Ontario doctors are on the front lines
We are working closely with the Ministry of Health and other healthcare providers to contain the virus, protect and care for patients and keep all our front-line workers healthy.
One of the best ways to protect yourself and your family is to have accurate information.
Find answers to questions about the virus on this site. If you have a question that isn’t answered here, use the form below to send it in and stay tuned to this page for updates. For medical advice please contact your doctor.
It is important that Ontarian take preventative measures to reduce risks to their health and well being. The risk of transmission is similar to that of the flu.
Simple measures such as hand washing, staying home when you are sick and practicing proper sneezing etiquette goes a long way to prevent the transmission of infectious disease.
How dangerous is it?

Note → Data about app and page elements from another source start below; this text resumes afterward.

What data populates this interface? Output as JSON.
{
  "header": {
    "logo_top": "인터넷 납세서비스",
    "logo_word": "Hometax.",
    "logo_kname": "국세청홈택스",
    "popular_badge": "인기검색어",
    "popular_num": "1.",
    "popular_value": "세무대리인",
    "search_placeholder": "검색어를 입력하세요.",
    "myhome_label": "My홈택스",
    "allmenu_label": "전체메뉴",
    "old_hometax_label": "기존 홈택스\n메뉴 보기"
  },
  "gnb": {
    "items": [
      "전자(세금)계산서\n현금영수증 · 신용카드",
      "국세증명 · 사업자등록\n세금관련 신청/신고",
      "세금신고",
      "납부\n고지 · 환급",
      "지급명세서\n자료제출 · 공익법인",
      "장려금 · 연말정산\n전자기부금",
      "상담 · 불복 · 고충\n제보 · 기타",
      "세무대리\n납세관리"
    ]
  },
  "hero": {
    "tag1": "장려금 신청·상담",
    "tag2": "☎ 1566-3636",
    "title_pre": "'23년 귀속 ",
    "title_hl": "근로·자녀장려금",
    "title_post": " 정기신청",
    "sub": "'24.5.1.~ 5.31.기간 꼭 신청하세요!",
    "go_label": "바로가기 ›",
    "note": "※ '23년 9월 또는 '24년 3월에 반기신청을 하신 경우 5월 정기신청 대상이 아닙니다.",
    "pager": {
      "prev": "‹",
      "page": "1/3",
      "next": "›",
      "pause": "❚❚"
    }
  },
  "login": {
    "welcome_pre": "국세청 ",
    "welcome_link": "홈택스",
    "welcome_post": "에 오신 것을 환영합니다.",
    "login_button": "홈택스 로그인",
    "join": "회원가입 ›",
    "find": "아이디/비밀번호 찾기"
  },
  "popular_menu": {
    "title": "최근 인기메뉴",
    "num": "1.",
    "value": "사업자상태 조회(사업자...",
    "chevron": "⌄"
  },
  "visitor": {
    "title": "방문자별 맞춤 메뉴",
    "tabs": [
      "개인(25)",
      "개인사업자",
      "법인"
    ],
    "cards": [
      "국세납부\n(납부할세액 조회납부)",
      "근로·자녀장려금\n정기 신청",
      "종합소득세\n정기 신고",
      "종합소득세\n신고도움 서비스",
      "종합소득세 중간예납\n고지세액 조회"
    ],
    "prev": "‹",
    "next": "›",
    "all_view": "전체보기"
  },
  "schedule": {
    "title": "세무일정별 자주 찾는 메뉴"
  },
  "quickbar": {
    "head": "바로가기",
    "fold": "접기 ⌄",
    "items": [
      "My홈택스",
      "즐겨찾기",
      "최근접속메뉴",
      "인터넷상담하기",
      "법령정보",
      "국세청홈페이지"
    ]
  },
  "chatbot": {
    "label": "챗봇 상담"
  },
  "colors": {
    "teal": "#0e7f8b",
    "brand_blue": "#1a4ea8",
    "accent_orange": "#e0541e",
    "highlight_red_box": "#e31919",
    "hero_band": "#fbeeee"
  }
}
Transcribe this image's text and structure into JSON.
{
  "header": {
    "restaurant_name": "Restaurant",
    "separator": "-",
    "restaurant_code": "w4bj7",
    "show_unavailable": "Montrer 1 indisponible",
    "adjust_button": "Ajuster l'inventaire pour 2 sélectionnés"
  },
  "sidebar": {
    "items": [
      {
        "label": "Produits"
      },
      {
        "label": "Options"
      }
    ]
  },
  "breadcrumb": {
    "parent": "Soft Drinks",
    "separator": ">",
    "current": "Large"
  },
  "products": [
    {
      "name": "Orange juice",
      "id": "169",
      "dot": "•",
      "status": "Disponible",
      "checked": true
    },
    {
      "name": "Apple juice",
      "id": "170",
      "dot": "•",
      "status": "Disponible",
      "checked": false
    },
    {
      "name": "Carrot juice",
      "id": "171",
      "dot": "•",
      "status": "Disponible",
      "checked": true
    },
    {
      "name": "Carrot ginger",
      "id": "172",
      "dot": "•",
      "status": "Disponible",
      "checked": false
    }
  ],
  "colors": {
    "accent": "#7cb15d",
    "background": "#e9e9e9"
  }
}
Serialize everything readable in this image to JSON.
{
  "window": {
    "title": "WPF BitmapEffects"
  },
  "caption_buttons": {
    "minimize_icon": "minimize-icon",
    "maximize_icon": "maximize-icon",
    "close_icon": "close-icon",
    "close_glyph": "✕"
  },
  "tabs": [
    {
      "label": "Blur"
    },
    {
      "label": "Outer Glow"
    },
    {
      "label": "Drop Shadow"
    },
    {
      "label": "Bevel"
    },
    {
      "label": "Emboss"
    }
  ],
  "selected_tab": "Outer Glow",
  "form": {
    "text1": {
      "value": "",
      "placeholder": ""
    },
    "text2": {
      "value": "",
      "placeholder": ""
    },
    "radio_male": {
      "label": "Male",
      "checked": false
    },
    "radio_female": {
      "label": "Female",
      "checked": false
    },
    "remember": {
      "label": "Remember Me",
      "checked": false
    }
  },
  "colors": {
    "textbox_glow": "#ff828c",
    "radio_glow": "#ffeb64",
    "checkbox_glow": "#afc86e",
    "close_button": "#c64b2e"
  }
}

Coronaviruses are a large family of viruses. Like all viruses, some people who get them experience mild symptoms, and some more severe symptoms. Some coronaviruses spread easily between people, while others do not.
The symptoms of COVID-19 are similar to other respiratory infections, such as influenza, and include things like:
Your risk of experiencing severe symptoms is higher if you have a weakened immune system. This may be the case for:
People with chronic disease (for example, diabetes, cancer, heart, renal or chronic lung disease)
What is the treatment?
Currently, there is no specific treatment for COVID-19. Most people will recover on their own by drinking plenty of fluids, resting as much as possible, and using a humidifier or hot shower to help with a sore throat or cough.
Should I wear a face mask?
Face masks are mandatory in Ontario. Masks can really help prevent the spread of the virus and also protect you. Another way to protect yourself is to wash your hands often. If you have symptoms of a viral illness, then wearing a face mask can help reduce the risk of transmitting it.
What should I do if I am feeling sick?
If you have flu-like symptoms and have travelled to an affected area of the world in the last 14 days (or had close contact with someone who has or is suspected of having the virus), you should call your doctor or Telehealth Ontario at 1-866-797-0000, or contact your local public health unit.
You will be asked about your symptoms and travel history and be advised if further steps are needed.
How many reported cases are there in Ontario?
Up-to-date information is available from the Government of Ontario
How can I protect myself and my family?
Washing your hands with soap frequently and thoroughly, for 20 seconds at a time, especially before eating and coming into your home from outside, is the most important thing you can do to stay healthy.
Other measures include:
Using hand sanitizer to wash your hands if soap and water aren’t available.
Cleaning and disinfecting common surfaces that a lot of people touch.
Avoiding touching your eyes, nose and mouth with your hands.
Coughing and sneezing into your upper sleeve or the bend of your arm, not into your hand.
Avoiding contact with people who are sick and staying home from work or social engagements when you are ill.
Make sure to wash your hands properly. Public Health Ontario recommends the following:
Wet hands with warm water and apply soap.
Lather soap and rub hands palm to palm, back of the hand to palm, and in between and around fingers/thumbs.
Wash for at least 20 seconds.
Rinse thoroughly under running water.
Pat hands dry with a paper towel.
Turn off the water using the paper towel.
The government says the first wave of such centres will be facilities at William Osler Health System – Peel Memorial site, The Ottawa Hospital, North York General Hospital, Mackenzie Health, Scarborough Health Network, and Trillium Health Partners.